Babson Magazine

Spring 2018

Small Talk with David Zuckerman

David Zuckerman, MBA’18

Photo: Tom Kates
David Zuckerman, MBA’18

After studying biology in college, David Zuckerman, MBA’18, was a researcher for a pediatric oncologist at Dana-Farber Cancer Institute in Boston. Turns out the molecular techniques he was using were sought after by the Centers for Disease Control and Prevention, which hired him to research responses to bioterrorism and set up a lab in Los Angeles. Three years later, in a complete 180, Zuckerman became an investment manager at Merrill Lynch. Family ties, however, eventually pulled him and his wife (and two boys) back East. Now he is in the health-care industry again, working in Boston for Pear Therapeutics, developer of the first FDA-approved app for treating substance abuse.

How did you go from bioterrorism research to investing?
My work at the CDC was really interesting. I got to work with anthrax and smallpox and plague. It was exciting and dangerous. But my next step would have been applying to medical school or getting a Ph.D., and I didn’t want to do either. I always had an interest in the markets and had a connection to an investment group at Merrill Lynch that offered to bring me on if I got my licenses. I stayed with that team until we left California.

Tell me about Pear Therapeutics.
We’re building prescription digital therapeutics, which is a fancy way of saying apps for patients. The first one is for substance use disorder, which is a huge issue all over the country. Patients are prescribed the app along with face-to-face therapy. The app delivers therapy through a mobile device via a series of lessons based on cognitive behavioral therapy.

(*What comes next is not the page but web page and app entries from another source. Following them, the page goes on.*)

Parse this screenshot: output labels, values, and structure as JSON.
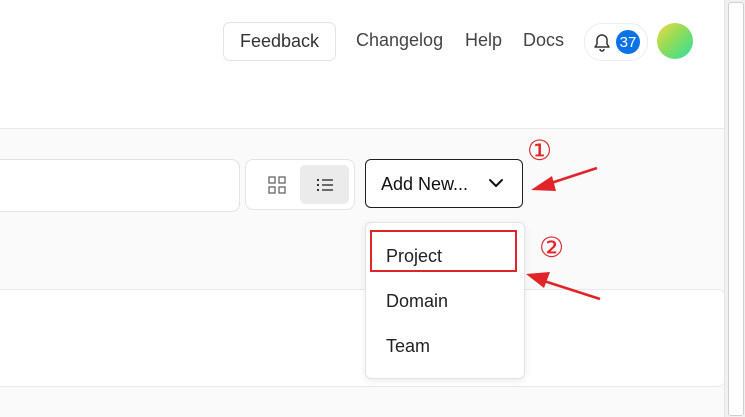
{
  "header": {
    "feedback_label": "Feedback",
    "links": [
      "Changelog",
      "Help",
      "Docs"
    ],
    "notifications_count": "37"
  },
  "toolbar": {
    "search": {
      "value": "",
      "placeholder": ""
    },
    "view_modes": [
      "grid",
      "list"
    ],
    "active_view": "list",
    "add_new_label": "Add New..."
  },
  "add_new_menu": {
    "items": [
      "Project",
      "Domain",
      "Team"
    ],
    "highlighted": "Project"
  },
  "annotations": {
    "step1": "①",
    "step2": "②",
    "color": "#e0242a"
  },
  "colors": {
    "badge": "#0b72e7",
    "active_toggle": "#ebebeb",
    "annotation": "#e0242a"
  },
  "icons": [
    "bell-icon",
    "grid-view-icon",
    "list-view-icon",
    "chevron-down-icon"
  ]
}
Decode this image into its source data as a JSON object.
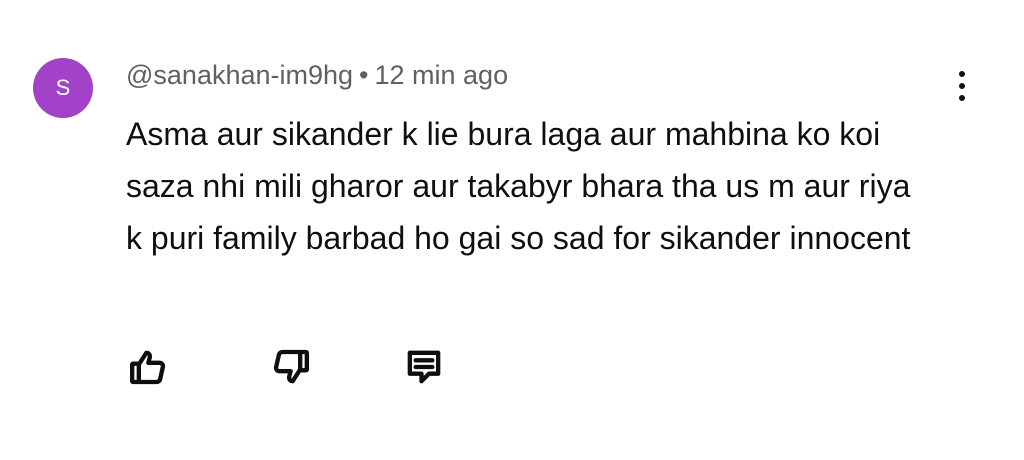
{
  "comment": {
    "avatar_letter": "S",
    "avatar_color": "#a142c8",
    "handle": "@sanakhan-im9hg",
    "separator": "•",
    "time_ago": "12 min ago",
    "text": "Asma aur sikander k lie bura laga aur mahbina ko koi saza nhi mili gharor aur takabyr bhara tha us m aur riya k puri family barbad ho gai so sad for sikander innocent",
    "menu_icon": "more-vertical-icon",
    "actions": [
      {
        "name": "like",
        "icon": "thumbs-up-icon"
      },
      {
        "name": "dislike",
        "icon": "thumbs-down-icon"
      },
      {
        "name": "reply",
        "icon": "reply-comment-icon"
      }
    ]
  },
  "colors": {
    "text_primary": "#0f0f0f",
    "text_secondary": "#606060",
    "background": "#ffffff"
  }
}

The app includes incentives to do the lessons, and it can report on the patient’s status. Another differential for us is we’ve built a clinician dashboard, so the clinician can see in real time the patient’s progress, cravings, and triggers.

When will it launch?
Mid-2018. We’re building out our pipeline of other products at the same time.

Why get FDA approval?
The FDA asked us the same thing. We have this incredibly strong clinical data and want to make claims that show we can help patients increase abstinence. Now we’re a defined treatment that can be prescribed and not just an app that we hope people download.

Was it hard leaving California?
We had a little apartment seven blocks from the beach in Santa Monica. It was a really great place. We were away from the East Coast for 10 years. I don’t regret a second of it. But it’s nice coming home.—Donna Coco